Exercise objective: Print out the entries exactly, and include each one.

Given records:
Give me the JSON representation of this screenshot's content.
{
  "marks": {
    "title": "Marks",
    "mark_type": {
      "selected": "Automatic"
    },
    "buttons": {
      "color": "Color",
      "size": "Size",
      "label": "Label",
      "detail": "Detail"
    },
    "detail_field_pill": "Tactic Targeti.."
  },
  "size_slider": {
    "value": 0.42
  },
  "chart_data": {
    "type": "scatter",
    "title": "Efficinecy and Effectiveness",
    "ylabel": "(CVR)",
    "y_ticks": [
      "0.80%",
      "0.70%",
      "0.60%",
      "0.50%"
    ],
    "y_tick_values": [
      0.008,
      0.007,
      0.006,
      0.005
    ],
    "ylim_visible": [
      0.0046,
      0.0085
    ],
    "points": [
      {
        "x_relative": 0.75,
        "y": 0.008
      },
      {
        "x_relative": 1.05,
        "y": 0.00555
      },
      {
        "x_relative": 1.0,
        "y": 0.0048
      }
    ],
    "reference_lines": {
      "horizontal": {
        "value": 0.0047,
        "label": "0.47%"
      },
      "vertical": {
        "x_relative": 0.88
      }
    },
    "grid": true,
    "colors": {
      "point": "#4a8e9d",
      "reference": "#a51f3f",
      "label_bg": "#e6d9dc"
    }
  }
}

Response area:
Give me the JSON representation of this screenshot's content.
{
  "marks": {
    "title": "Marks",
    "mark_type": {
      "selected": "Automatic"
    },
    "buttons": {
      "color": "Color",
      "size": "Size",
      "label": "Label",
      "detail": "Detail"
    },
    "detail_field_pill": "Tactic Targeti.."
  },
  "size_slider": {
    "value": 0.42
  },
  "chart_data": {
    "type": "scatter",
    "title": "Efficinecy and Effectiveness",
    "ylabel": "(CVR)",
    "y_ticks": [
      "0.80%",
      "0.70%",
      "0.60%",
      "0.50%"
    ],
    "y_tick_values": [
      0.008,
      0.007,
      0.006,
      0.005
    ],
    "ylim_visible": [
      0.0046,
      0.0085
    ],
    "points": [
      {
        "x_relative": 0.75,
        "y": 0.008
      },
      {
        "x_relative": 1.05,
        "y": 0.00555
      },
      {
        "x_relative": 1.0,
        "y": 0.0048
      }
    ],
    "reference_lines": {
      "horizontal": {
        "value": 0.0047,
        "label": "0.47%"
      },
      "vertical": {
        "x_relative": 0.88
      }
    },
    "grid": true,
    "colors": {
      "point": "#4a8e9d",
      "reference": "#a51f3f",
      "label_bg": "#e6d9dc"
    }
  }
}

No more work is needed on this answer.